- Work request
Say the data back exactly as it is written below.

- Provided information
================================
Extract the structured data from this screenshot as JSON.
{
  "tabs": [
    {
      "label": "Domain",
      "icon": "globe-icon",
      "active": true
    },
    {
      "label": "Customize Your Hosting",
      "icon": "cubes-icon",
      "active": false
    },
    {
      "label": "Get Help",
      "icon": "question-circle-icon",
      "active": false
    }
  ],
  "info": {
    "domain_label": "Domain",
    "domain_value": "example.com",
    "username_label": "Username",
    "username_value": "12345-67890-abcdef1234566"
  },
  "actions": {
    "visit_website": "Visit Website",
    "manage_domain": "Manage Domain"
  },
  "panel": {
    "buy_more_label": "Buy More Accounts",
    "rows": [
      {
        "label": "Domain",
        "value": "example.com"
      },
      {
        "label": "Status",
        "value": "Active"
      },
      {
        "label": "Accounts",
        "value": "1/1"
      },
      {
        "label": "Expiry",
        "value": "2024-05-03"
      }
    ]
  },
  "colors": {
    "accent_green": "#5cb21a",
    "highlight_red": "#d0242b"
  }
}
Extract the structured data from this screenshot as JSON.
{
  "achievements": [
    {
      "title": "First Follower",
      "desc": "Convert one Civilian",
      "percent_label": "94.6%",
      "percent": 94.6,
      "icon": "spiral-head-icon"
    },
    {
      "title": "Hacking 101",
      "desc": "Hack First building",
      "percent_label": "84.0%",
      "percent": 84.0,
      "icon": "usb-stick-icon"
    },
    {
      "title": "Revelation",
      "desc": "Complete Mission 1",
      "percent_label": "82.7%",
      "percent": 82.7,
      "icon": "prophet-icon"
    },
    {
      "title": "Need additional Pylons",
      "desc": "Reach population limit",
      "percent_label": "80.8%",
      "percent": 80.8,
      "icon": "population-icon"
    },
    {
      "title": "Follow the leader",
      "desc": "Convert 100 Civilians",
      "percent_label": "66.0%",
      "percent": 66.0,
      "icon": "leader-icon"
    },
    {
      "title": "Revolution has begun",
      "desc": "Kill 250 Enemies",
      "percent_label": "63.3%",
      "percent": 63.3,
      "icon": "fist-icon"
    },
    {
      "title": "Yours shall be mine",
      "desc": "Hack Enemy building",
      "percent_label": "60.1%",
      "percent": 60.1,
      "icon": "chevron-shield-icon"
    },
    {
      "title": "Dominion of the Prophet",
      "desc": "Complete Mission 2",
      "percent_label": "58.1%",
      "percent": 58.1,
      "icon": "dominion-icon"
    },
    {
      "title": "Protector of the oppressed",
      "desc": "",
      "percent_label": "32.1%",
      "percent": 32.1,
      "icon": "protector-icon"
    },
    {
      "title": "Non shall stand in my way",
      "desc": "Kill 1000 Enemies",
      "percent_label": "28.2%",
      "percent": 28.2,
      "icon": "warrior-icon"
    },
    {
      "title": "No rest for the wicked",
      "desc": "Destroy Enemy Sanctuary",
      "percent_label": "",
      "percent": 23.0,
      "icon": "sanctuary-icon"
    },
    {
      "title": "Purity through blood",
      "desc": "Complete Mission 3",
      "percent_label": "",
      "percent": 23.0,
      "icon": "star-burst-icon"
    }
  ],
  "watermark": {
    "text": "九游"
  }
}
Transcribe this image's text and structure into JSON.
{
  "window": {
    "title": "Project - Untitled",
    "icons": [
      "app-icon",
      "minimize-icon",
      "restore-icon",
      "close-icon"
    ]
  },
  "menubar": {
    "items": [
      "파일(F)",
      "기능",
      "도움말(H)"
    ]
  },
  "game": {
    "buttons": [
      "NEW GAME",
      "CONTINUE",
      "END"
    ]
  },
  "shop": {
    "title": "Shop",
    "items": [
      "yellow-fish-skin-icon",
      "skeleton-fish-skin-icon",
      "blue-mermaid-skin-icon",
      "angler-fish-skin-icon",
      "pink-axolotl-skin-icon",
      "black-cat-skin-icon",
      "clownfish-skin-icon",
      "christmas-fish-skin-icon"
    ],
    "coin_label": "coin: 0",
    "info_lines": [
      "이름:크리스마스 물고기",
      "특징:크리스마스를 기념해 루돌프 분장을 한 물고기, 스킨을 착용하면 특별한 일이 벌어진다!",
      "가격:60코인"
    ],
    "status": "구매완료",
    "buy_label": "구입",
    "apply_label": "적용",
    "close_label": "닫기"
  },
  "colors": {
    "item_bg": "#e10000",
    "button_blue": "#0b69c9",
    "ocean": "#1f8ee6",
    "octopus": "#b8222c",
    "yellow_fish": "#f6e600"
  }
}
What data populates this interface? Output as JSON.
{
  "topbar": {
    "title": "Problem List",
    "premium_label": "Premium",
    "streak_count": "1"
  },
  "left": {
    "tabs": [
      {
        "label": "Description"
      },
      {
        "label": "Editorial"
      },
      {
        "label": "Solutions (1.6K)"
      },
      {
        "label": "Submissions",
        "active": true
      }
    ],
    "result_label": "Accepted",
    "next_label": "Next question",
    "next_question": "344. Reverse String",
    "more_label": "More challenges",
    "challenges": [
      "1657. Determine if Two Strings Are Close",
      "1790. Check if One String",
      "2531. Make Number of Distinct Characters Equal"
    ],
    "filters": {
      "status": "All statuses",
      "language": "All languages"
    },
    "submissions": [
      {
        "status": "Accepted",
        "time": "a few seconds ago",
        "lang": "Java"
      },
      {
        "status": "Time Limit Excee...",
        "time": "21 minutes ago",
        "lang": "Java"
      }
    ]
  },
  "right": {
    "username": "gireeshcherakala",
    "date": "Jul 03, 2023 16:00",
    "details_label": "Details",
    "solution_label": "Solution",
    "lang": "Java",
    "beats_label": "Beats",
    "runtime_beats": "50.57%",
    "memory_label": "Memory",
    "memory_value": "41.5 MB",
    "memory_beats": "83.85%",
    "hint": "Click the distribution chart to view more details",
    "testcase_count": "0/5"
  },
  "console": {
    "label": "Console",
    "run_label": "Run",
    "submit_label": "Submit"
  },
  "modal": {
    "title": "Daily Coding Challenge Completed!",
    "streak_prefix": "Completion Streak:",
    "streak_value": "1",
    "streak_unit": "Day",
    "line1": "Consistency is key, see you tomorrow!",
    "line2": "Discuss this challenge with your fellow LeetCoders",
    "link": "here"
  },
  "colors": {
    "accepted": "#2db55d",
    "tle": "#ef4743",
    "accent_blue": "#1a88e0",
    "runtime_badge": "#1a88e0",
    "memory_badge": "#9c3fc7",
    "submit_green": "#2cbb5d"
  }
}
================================
- Answer for the task
Extract the structured data from this screenshot as JSON.
{
  "tabs": [
    {
      "label": "Domain",
      "icon": "globe-icon",
      "active": true
    },
    {
      "label": "Customize Your Hosting",
      "icon": "cubes-icon",
      "active": false
    },
    {
      "label": "Get Help",
      "icon": "question-circle-icon",
      "active": false
    }
  ],
  "info": {
    "domain_label": "Domain",
    "domain_value": "example.com",
    "username_label": "Username",
    "username_value": "12345-67890-abcdef1234566"
  },
  "actions": {
    "visit_website": "Visit Website",
    "manage_domain": "Manage Domain"
  },
  "panel": {
    "buy_more_label": "Buy More Accounts",
    "rows": [
      {
        "label": "Domain",
        "value": "example.com"
      },
      {
        "label": "Status",
        "value": "Active"
      },
      {
        "label": "Accounts",
        "value": "1/1"
      },
      {
        "label": "Expiry",
        "value": "2024-05-03"
      }
    ]
  },
  "colors": {
    "accent_green": "#5cb21a",
    "highlight_red": "#d0242b"
  }
}
Extract the structured data from this screenshot as JSON.
{
  "achievements": [
    {
      "title": "First Follower",
      "desc": "Convert one Civilian",
      "percent_label": "94.6%",
      "percent": 94.6,
      "icon": "spiral-head-icon"
    },
    {
      "title": "Hacking 101",
      "desc": "Hack First building",
      "percent_label": "84.0%",
      "percent": 84.0,
      "icon": "usb-stick-icon"
    },
    {
      "title": "Revelation",
      "desc": "Complete Mission 1",
      "percent_label": "82.7%",
      "percent": 82.7,
      "icon": "prophet-icon"
    },
    {
      "title": "Need additional Pylons",
      "desc": "Reach population limit",
      "percent_label": "80.8%",
      "percent": 80.8,
      "icon": "population-icon"
    },
    {
      "title": "Follow the leader",
      "desc": "Convert 100 Civilians",
      "percent_label": "66.0%",
      "percent": 66.0,
      "icon": "leader-icon"
    },
    {
      "title": "Revolution has begun",
      "desc": "Kill 250 Enemies",
      "percent_label": "63.3%",
      "percent": 63.3,
      "icon": "fist-icon"
    },
    {
      "title": "Yours shall be mine",
      "desc": "Hack Enemy building",
      "percent_label": "60.1%",
      "percent": 60.1,
      "icon": "chevron-shield-icon"
    },
    {
      "title": "Dominion of the Prophet",
      "desc": "Complete Mission 2",
      "percent_label": "58.1%",
      "percent": 58.1,
      "icon": "dominion-icon"
    },
    {
      "title": "Protector of the oppressed",
      "desc": "",
      "percent_label": "32.1%",
      "percent": 32.1,
      "icon": "protector-icon"
    },
    {
      "title": "Non shall stand in my way",
      "desc": "Kill 1000 Enemies",
      "percent_label": "28.2%",
      "percent": 28.2,
      "icon": "warrior-icon"
    },
    {
      "title": "No rest for the wicked",
      "desc": "Destroy Enemy Sanctuary",
      "percent_label": "",
      "percent": 23.0,
      "icon": "sanctuary-icon"
    },
    {
      "title": "Purity through blood",
      "desc": "Complete Mission 3",
      "percent_label": "",
      "percent": 23.0,
      "icon": "star-burst-icon"
    }
  ],
  "watermark": {
    "text": "九游"
  }
}
Transcribe this image's text and structure into JSON.
{
  "window": {
    "title": "Project - Untitled",
    "icons": [
      "app-icon",
      "minimize-icon",
      "restore-icon",
      "close-icon"
    ]
  },
  "menubar": {
    "items": [
      "파일(F)",
      "기능",
      "도움말(H)"
    ]
  },
  "game": {
    "buttons": [
      "NEW GAME",
      "CONTINUE",
      "END"
    ]
  },
  "shop": {
    "title": "Shop",
    "items": [
      "yellow-fish-skin-icon",
      "skeleton-fish-skin-icon",
      "blue-mermaid-skin-icon",
      "angler-fish-skin-icon",
      "pink-axolotl-skin-icon",
      "black-cat-skin-icon",
      "clownfish-skin-icon",
      "christmas-fish-skin-icon"
    ],
    "coin_label": "coin: 0",
    "info_lines": [
      "이름:크리스마스 물고기",
      "특징:크리스마스를 기념해 루돌프 분장을 한 물고기, 스킨을 착용하면 특별한 일이 벌어진다!",
      "가격:60코인"
    ],
    "status": "구매완료",
    "buy_label": "구입",
    "apply_label": "적용",
    "close_label": "닫기"
  },
  "colors": {
    "item_bg": "#e10000",
    "button_blue": "#0b69c9",
    "ocean": "#1f8ee6",
    "octopus": "#b8222c",
    "yellow_fish": "#f6e600"
  }
}
What data populates this interface? Output as JSON.
{
  "topbar": {
    "title": "Problem List",
    "premium_label": "Premium",
    "streak_count": "1"
  },
  "left": {
    "tabs": [
      {
        "label": "Description"
      },
      {
        "label": "Editorial"
      },
      {
        "label": "Solutions (1.6K)"
      },
      {
        "label": "Submissions",
        "active": true
      }
    ],
    "result_label": "Accepted",
    "next_label": "Next question",
    "next_question": "344. Reverse String",
    "more_label": "More challenges",
    "challenges": [
      "1657. Determine if Two Strings Are Close",
      "1790. Check if One String",
      "2531. Make Number of Distinct Characters Equal"
    ],
    "filters": {
      "status": "All statuses",
      "language": "All languages"
    },
    "submissions": [
      {
        "status": "Accepted",
        "time": "a few seconds ago",
        "lang": "Java"
      },
      {
        "status": "Time Limit Excee...",
        "time": "21 minutes ago",
        "lang": "Java"
      }
    ]
  },
  "right": {
    "username": "gireeshcherakala",
    "date": "Jul 03, 2023 16:00",
    "details_label": "Details",
    "solution_label": "Solution",
    "lang": "Java",
    "beats_label": "Beats",
    "runtime_beats": "50.57%",
    "memory_label": "Memory",
    "memory_value": "41.5 MB",
    "memory_beats": "83.85%",
    "hint": "Click the distribution chart to view more details",
    "testcase_count": "0/5"
  },
  "console": {
    "label": "Console",
    "run_label": "Run",
    "submit_label": "Submit"
  },
  "modal": {
    "title": "Daily Coding Challenge Completed!",
    "streak_prefix": "Completion Streak:",
    "streak_value": "1",
    "streak_unit": "Day",
    "line1": "Consistency is key, see you tomorrow!",
    "line2": "Discuss this challenge with your fellow LeetCoders",
    "link": "here"
  },
  "colors": {
    "accepted": "#2db55d",
    "tle": "#ef4743",
    "accent_blue": "#1a88e0",
    "runtime_badge": "#1a88e0",
    "memory_badge": "#9c3fc7",
    "submit_green": "#2cbb5d"
  }
}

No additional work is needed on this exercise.